▶ [WORK TO BE COMPLETED]: Would you please reproduce all the entries word for word, minus the pictures?

▶ [Recorded data]:
=== Begin Enclosure ===

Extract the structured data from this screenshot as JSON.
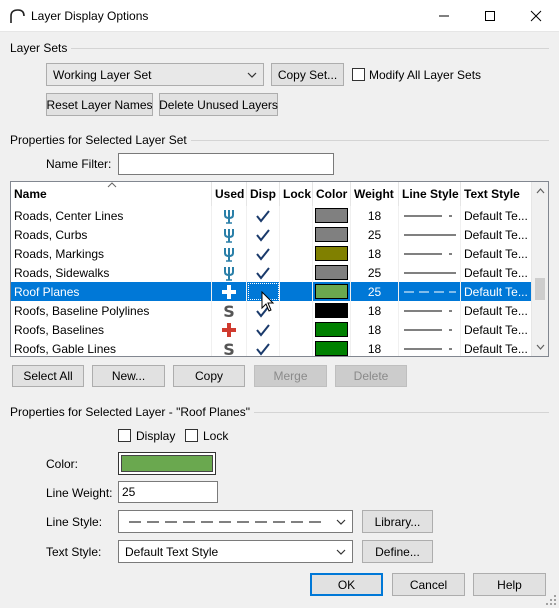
{
  "window": {
    "title": "Layer Display Options",
    "minimize": "—",
    "maximize": "☐",
    "close": "✕"
  },
  "layer_sets": {
    "group_label": "Layer Sets",
    "selected": "Working Layer Set",
    "copy_set": "Copy Set...",
    "modify_all": "Modify All Layer Sets",
    "reset_names": "Reset Layer Names",
    "delete_unused": "Delete Unused Layers"
  },
  "properties_set": {
    "group_label": "Properties for Selected Layer Set",
    "name_filter_label": "Name Filter:",
    "name_filter_value": ""
  },
  "table": {
    "columns": [
      "Name",
      "Used",
      "Disp",
      "Lock",
      "Color",
      "Weight",
      "Line Style",
      "Text Style"
    ],
    "rows": [
      {
        "name": "Roads, Center Lines",
        "used": "road",
        "disp": true,
        "color": "#808080",
        "weight": "18",
        "line": "solid-dot",
        "text": "Default Te..."
      },
      {
        "name": "Roads, Curbs",
        "used": "road",
        "disp": true,
        "color": "#808080",
        "weight": "25",
        "line": "solid",
        "text": "Default Te..."
      },
      {
        "name": "Roads, Markings",
        "used": "road",
        "disp": true,
        "color": "#808000",
        "weight": "18",
        "line": "solid-dot",
        "text": "Default Te..."
      },
      {
        "name": "Roads, Sidewalks",
        "used": "road",
        "disp": true,
        "color": "#808080",
        "weight": "25",
        "line": "solid",
        "text": "Default Te..."
      },
      {
        "name": "Roof Planes",
        "used": "plus-white",
        "disp": false,
        "color": "#6aa84f",
        "weight": "25",
        "line": "dashed",
        "text": "Default Te...",
        "selected": true
      },
      {
        "name": "Roofs, Baseline Polylines",
        "used": "s",
        "disp": true,
        "color": "#000000",
        "weight": "18",
        "line": "solid-dot",
        "text": "Default Te..."
      },
      {
        "name": "Roofs, Baselines",
        "used": "plus-red",
        "disp": true,
        "color": "#008000",
        "weight": "18",
        "line": "solid-dot",
        "text": "Default Te..."
      },
      {
        "name": "Roofs, Gable Lines",
        "used": "s",
        "disp": true,
        "color": "#008000",
        "weight": "18",
        "line": "solid-dot",
        "text": "Default Te..."
      }
    ]
  },
  "list_buttons": {
    "select_all": "Select All",
    "new": "New...",
    "copy": "Copy",
    "merge": "Merge",
    "delete": "Delete"
  },
  "layer_props": {
    "group_label": "Properties for Selected Layer - \"Roof Planes\"",
    "display_label": "Display",
    "lock_label": "Lock",
    "color_label": "Color:",
    "color_value": "#6aa84f",
    "weight_label": "Line Weight:",
    "weight_value": "25",
    "line_style_label": "Line Style:",
    "library": "Library...",
    "text_style_label": "Text Style:",
    "text_style_value": "Default Text Style",
    "define": "Define..."
  },
  "footer": {
    "ok": "OK",
    "cancel": "Cancel",
    "help": "Help"
  }
}
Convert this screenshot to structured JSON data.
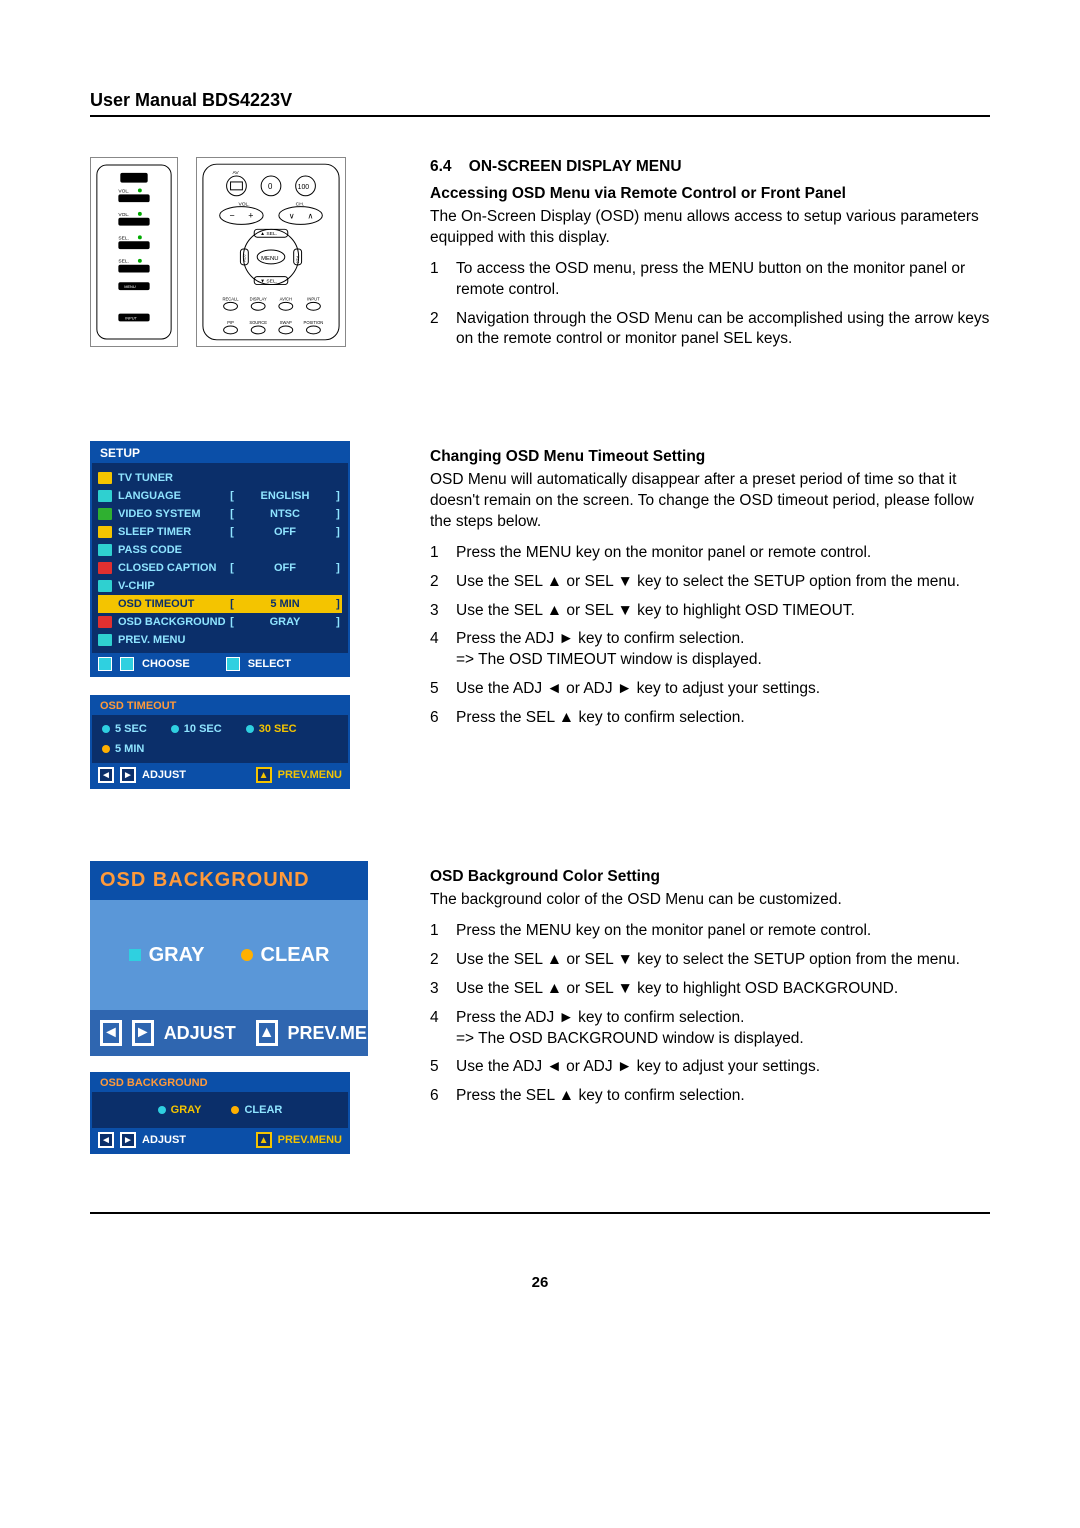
{
  "header": {
    "title": "User Manual BDS4223V"
  },
  "page_number": "26",
  "section": {
    "num": "6.4",
    "title": "ON-SCREEN DISPLAY MENU",
    "sub1_title": "Accessing OSD Menu via Remote Control or Front Panel",
    "sub1_body": "The On-Screen Display (OSD) menu allows access to setup various parameters equipped with this display.",
    "sub1_steps": [
      "To access the OSD menu, press the MENU button on the monitor panel or remote control.",
      "Navigation through the OSD Menu can be accomplished using the arrow keys on the remote control or monitor panel SEL keys."
    ],
    "sub2_title": "Changing OSD Menu Timeout Setting",
    "sub2_body": "OSD Menu will automatically disappear after a preset period of time so that it doesn't remain on the screen. To change the OSD timeout period, please follow the steps below.",
    "sub2_steps": [
      "Press the MENU key on the monitor panel or remote control.",
      "Use the SEL ▲ or SEL ▼ key to select the SETUP option from the menu.",
      "Use the SEL ▲ or SEL ▼ key to highlight OSD TIMEOUT.",
      "Press the ADJ ► key to confirm selection.\n=> The OSD TIMEOUT window is displayed.",
      "Use the ADJ ◄ or ADJ ► key to adjust your settings.",
      "Press the SEL ▲ key to confirm selection."
    ],
    "sub3_title": "OSD Background Color Setting",
    "sub3_body": "The background color of the OSD Menu can be customized.",
    "sub3_steps": [
      "Press the MENU key on the monitor panel or remote control.",
      "Use the SEL ▲ or SEL ▼ key to select the SETUP option from the menu.",
      "Use the SEL ▲ or SEL ▼ key to highlight OSD BACKGROUND.",
      "Press the ADJ ► key to confirm selection.\n=> The OSD BACKGROUND window is displayed.",
      "Use the ADJ ◄ or ADJ ► key to adjust your settings.",
      "Press the SEL ▲ key to confirm selection."
    ]
  },
  "panel_buttons": [
    "VOL.",
    "VOL.",
    "SEL.",
    "SEL.",
    "MENU",
    "INPUT"
  ],
  "remote": {
    "top": [
      "0",
      "100"
    ],
    "vol": "VOL.",
    "ch": "CH.",
    "sel_up": "▲ SEL.",
    "sel_dn": "▼ SEL.",
    "adj_l": "ADJ",
    "adj_r": "ADJ",
    "menu": "MENU",
    "row1": [
      "RECALL",
      "DISPLAY",
      "AV/CH",
      "INPUT"
    ],
    "row2": [
      "PIP",
      "SOURCE",
      "SWAP",
      "POSITION"
    ]
  },
  "osd_setup": {
    "title": "SETUP",
    "rows": [
      {
        "lbl": "TV TUNER",
        "val": "",
        "br": false
      },
      {
        "lbl": "LANGUAGE",
        "val": "ENGLISH",
        "br": true
      },
      {
        "lbl": "VIDEO SYSTEM",
        "val": "NTSC",
        "br": true
      },
      {
        "lbl": "SLEEP TIMER",
        "val": "OFF",
        "br": true
      },
      {
        "lbl": "PASS CODE",
        "val": "",
        "br": false
      },
      {
        "lbl": "CLOSED CAPTION",
        "val": "OFF",
        "br": true
      },
      {
        "lbl": "V-CHIP",
        "val": "",
        "br": false
      },
      {
        "lbl": "OSD TIMEOUT",
        "val": "5 MIN",
        "br": true,
        "hl": true
      },
      {
        "lbl": "OSD BACKGROUND",
        "val": "GRAY",
        "br": true
      },
      {
        "lbl": "PREV. MENU",
        "val": "",
        "br": false
      }
    ],
    "footer_choose": "CHOOSE",
    "footer_select": "SELECT"
  },
  "osd_timeout": {
    "title": "OSD TIMEOUT",
    "options": [
      "5 SEC",
      "10 SEC",
      "30 SEC",
      "5 MIN"
    ],
    "selected": "5 MIN",
    "adjust": "ADJUST",
    "prev": "PREV.MENU"
  },
  "osd_bg_large": {
    "title": "OSD BACKGROUND",
    "opt1": "GRAY",
    "opt2": "CLEAR",
    "adjust": "ADJUST",
    "prev": "PREV.MENU"
  },
  "osd_bg_small": {
    "title": "OSD BACKGROUND",
    "opt1": "GRAY",
    "opt2": "CLEAR",
    "adjust": "ADJUST",
    "prev": "PREV.MENU"
  }
}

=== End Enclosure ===

▶ [ANSWER AREA]:
Extract the structured data from this screenshot as JSON.
{
  "window": {
    "title": "Layer Display Options",
    "minimize": "—",
    "maximize": "☐",
    "close": "✕"
  },
  "layer_sets": {
    "group_label": "Layer Sets",
    "selected": "Working Layer Set",
    "copy_set": "Copy Set...",
    "modify_all": "Modify All Layer Sets",
    "reset_names": "Reset Layer Names",
    "delete_unused": "Delete Unused Layers"
  },
  "properties_set": {
    "group_label": "Properties for Selected Layer Set",
    "name_filter_label": "Name Filter:",
    "name_filter_value": ""
  },
  "table": {
    "columns": [
      "Name",
      "Used",
      "Disp",
      "Lock",
      "Color",
      "Weight",
      "Line Style",
      "Text Style"
    ],
    "rows": [
      {
        "name": "Roads, Center Lines",
        "used": "road",
        "disp": true,
        "color": "#808080",
        "weight": "18",
        "line": "solid-dot",
        "text": "Default Te..."
      },
      {
        "name": "Roads, Curbs",
        "used": "road",
        "disp": true,
        "color": "#808080",
        "weight": "25",
        "line": "solid",
        "text": "Default Te..."
      },
      {
        "name": "Roads, Markings",
        "used": "road",
        "disp": true,
        "color": "#808000",
        "weight": "18",
        "line": "solid-dot",
        "text": "Default Te..."
      },
      {
        "name": "Roads, Sidewalks",
        "used": "road",
        "disp": true,
        "color": "#808080",
        "weight": "25",
        "line": "solid",
        "text": "Default Te..."
      },
      {
        "name": "Roof Planes",
        "used": "plus-white",
        "disp": false,
        "color": "#6aa84f",
        "weight": "25",
        "line": "dashed",
        "text": "Default Te...",
        "selected": true
      },
      {
        "name": "Roofs, Baseline Polylines",
        "used": "s",
        "disp": true,
        "color": "#000000",
        "weight": "18",
        "line": "solid-dot",
        "text": "Default Te..."
      },
      {
        "name": "Roofs, Baselines",
        "used": "plus-red",
        "disp": true,
        "color": "#008000",
        "weight": "18",
        "line": "solid-dot",
        "text": "Default Te..."
      },
      {
        "name": "Roofs, Gable Lines",
        "used": "s",
        "disp": true,
        "color": "#008000",
        "weight": "18",
        "line": "solid-dot",
        "text": "Default Te..."
      }
    ]
  },
  "list_buttons": {
    "select_all": "Select All",
    "new": "New...",
    "copy": "Copy",
    "merge": "Merge",
    "delete": "Delete"
  },
  "layer_props": {
    "group_label": "Properties for Selected Layer - \"Roof Planes\"",
    "display_label": "Display",
    "lock_label": "Lock",
    "color_label": "Color:",
    "color_value": "#6aa84f",
    "weight_label": "Line Weight:",
    "weight_value": "25",
    "line_style_label": "Line Style:",
    "library": "Library...",
    "text_style_label": "Text Style:",
    "text_style_value": "Default Text Style",
    "define": "Define..."
  },
  "footer": {
    "ok": "OK",
    "cancel": "Cancel",
    "help": "Help"
  }
}
Convert this screenshot to structured JSON data.
{
  "header": {
    "title": "User Manual BDS4223V"
  },
  "page_number": "26",
  "section": {
    "num": "6.4",
    "title": "ON-SCREEN DISPLAY MENU",
    "sub1_title": "Accessing OSD Menu via Remote Control or Front Panel",
    "sub1_body": "The On-Screen Display (OSD) menu allows access to setup various parameters equipped with this display.",
    "sub1_steps": [
      "To access the OSD menu, press the MENU button on the monitor panel or remote control.",
      "Navigation through the OSD Menu can be accomplished using the arrow keys on the remote control or monitor panel SEL keys."
    ],
    "sub2_title": "Changing OSD Menu Timeout Setting",
    "sub2_body": "OSD Menu will automatically disappear after a preset period of time so that it doesn't remain on the screen. To change the OSD timeout period, please follow the steps below.",
    "sub2_steps": [
      "Press the MENU key on the monitor panel or remote control.",
      "Use the SEL ▲ or SEL ▼ key to select the SETUP option from the menu.",
      "Use the SEL ▲ or SEL ▼ key to highlight OSD TIMEOUT.",
      "Press the ADJ ► key to confirm selection.\n=> The OSD TIMEOUT window is displayed.",
      "Use the ADJ ◄ or ADJ ► key to adjust your settings.",
      "Press the SEL ▲ key to confirm selection."
    ],
    "sub3_title": "OSD Background Color Setting",
    "sub3_body": "The background color of the OSD Menu can be customized.",
    "sub3_steps": [
      "Press the MENU key on the monitor panel or remote control.",
      "Use the SEL ▲ or SEL ▼ key to select the SETUP option from the menu.",
      "Use the SEL ▲ or SEL ▼ key to highlight OSD BACKGROUND.",
      "Press the ADJ ► key to confirm selection.\n=> The OSD BACKGROUND window is displayed.",
      "Use the ADJ ◄ or ADJ ► key to adjust your settings.",
      "Press the SEL ▲ key to confirm selection."
    ]
  },
  "panel_buttons": [
    "VOL.",
    "VOL.",
    "SEL.",
    "SEL.",
    "MENU",
    "INPUT"
  ],
  "remote": {
    "top": [
      "0",
      "100"
    ],
    "vol": "VOL.",
    "ch": "CH.",
    "sel_up": "▲ SEL.",
    "sel_dn": "▼ SEL.",
    "adj_l": "ADJ",
    "adj_r": "ADJ",
    "menu": "MENU",
    "row1": [
      "RECALL",
      "DISPLAY",
      "AV/CH",
      "INPUT"
    ],
    "row2": [
      "PIP",
      "SOURCE",
      "SWAP",
      "POSITION"
    ]
  },
  "osd_setup": {
    "title": "SETUP",
    "rows": [
      {
        "lbl": "TV TUNER",
        "val": "",
        "br": false
      },
      {
        "lbl": "LANGUAGE",
        "val": "ENGLISH",
        "br": true
      },
      {
        "lbl": "VIDEO SYSTEM",
        "val": "NTSC",
        "br": true
      },
      {
        "lbl": "SLEEP TIMER",
        "val": "OFF",
        "br": true
      },
      {
        "lbl": "PASS CODE",
        "val": "",
        "br": false
      },
      {
        "lbl": "CLOSED CAPTION",
        "val": "OFF",
        "br": true
      },
      {
        "lbl": "V-CHIP",
        "val": "",
        "br": false
      },
      {
        "lbl": "OSD TIMEOUT",
        "val": "5 MIN",
        "br": true,
        "hl": true
      },
      {
        "lbl": "OSD BACKGROUND",
        "val": "GRAY",
        "br": true
      },
      {
        "lbl": "PREV. MENU",
        "val": "",
        "br": false
      }
    ],
    "footer_choose": "CHOOSE",
    "footer_select": "SELECT"
  },
  "osd_timeout": {
    "title": "OSD TIMEOUT",
    "options": [
      "5 SEC",
      "10 SEC",
      "30 SEC",
      "5 MIN"
    ],
    "selected": "5 MIN",
    "adjust": "ADJUST",
    "prev": "PREV.MENU"
  },
  "osd_bg_large": {
    "title": "OSD BACKGROUND",
    "opt1": "GRAY",
    "opt2": "CLEAR",
    "adjust": "ADJUST",
    "prev": "PREV.MENU"
  },
  "osd_bg_small": {
    "title": "OSD BACKGROUND",
    "opt1": "GRAY",
    "opt2": "CLEAR",
    "adjust": "ADJUST",
    "prev": "PREV.MENU"
  }
}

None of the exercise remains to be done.